Jacqueline A. Berrien, the former chairwoman of the Equal Employment Opportunity Commission and a veteran civil rights lawyer who had earlier served five years as associate director-counsel of the NAACP’s Legal Defense and Educational Fund, died Nov. 9 at a hospital in Baltimore. She was 53.

The cause of was cancer, said her husband, Peter M. Williams, the NAACP’s executive vice president for programs. They had homes in Washington and Brooklyn.

Ms. Berrien led the EEOC from 2010 to 2014, when her term expired. “She fought hard every day to make real our nation’s promise of equal opportunity for all,” President Obama said in a statement. “Jackie’s leadership and passion for ensuring everyone gets a fair chance to succeed in the workplace has changed our country for the better.”

Under Ms. Berrien’s leadership, the EEOC took action against systemic employment practices and work rules that discriminated against classes of people on the basis of ethnic origin, sexual orientation, disabilities and religious beliefs.

The EEOC significantly reduced its case backlog under her watch. It also published guidelines for the consideration of records related to arrests and convictions in employment decisions, the role of pregnancy in employment decisions and the application of the Genetic Information Nondiscrimination Act.

Jacqueline Berrien (Equal Employment Opportunity Commission)

Jacqueline Ann Berrien was born in the District on Nov. 28, 1961. Her father was a pharmacist, and her mother was a nurse. She graduated in 1979 from the Connelly School of the Holy Child in Potomac, Md., from Ohio’s Oberlin College in 1983 and from Harvard Law School in 1986.

She spent her early legal career with the Voting Rights Project of the Lawyers Committee for Civil Rights in Washington and with the National Legal Department and Women’s Rights Project of the American Civil Liberties Union in New York.

In 1994, she became an assistant counsel to the NAACP’s Legal Defense and Education Fund, focusing on voting rights and school desegregation litigation. In the early 2000s, she was a program officer with the Ford Foundation’s Peace and Social Justice Program, then returned to the Legal Defense Fund in 2004 as associate director-counsel.

In addition to her husband of 28 years, survivors include a brother.

In a 2011 interview with The Washington Post, Ms. Berrien was asked to identify an event or experience in her life that helped her qualify for the leadership of a federal agency. She chose music.

“I started studying music when I was a child,” she said. “Eventually I went from piano lessons and emphasis on solo performance to playing and studying flute and singing in ensemble. . . . Music taught me the importance of striking a balance. . . . It made me comfortable with being in front of the room for solo performances and the beauty of working together well.
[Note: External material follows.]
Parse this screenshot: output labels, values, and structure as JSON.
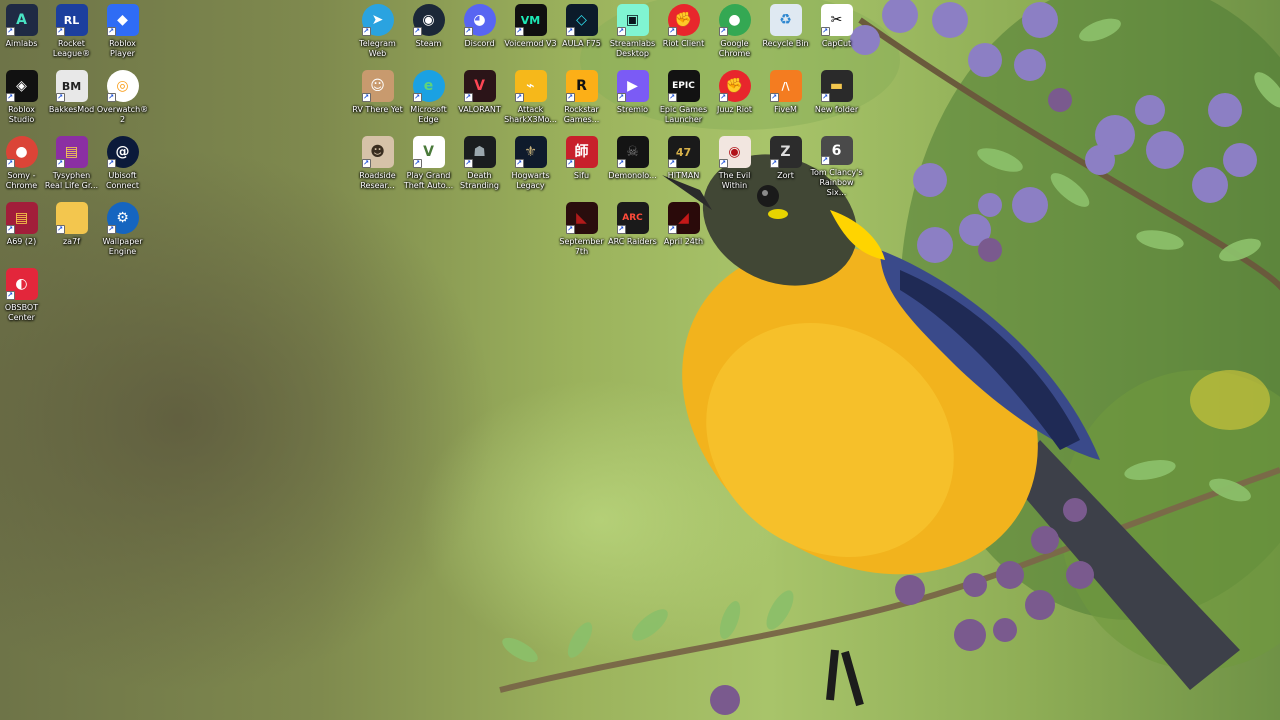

“I think there are a lot of lessons I learned from being a part of music ensembles and learning how to work with other people in that way.”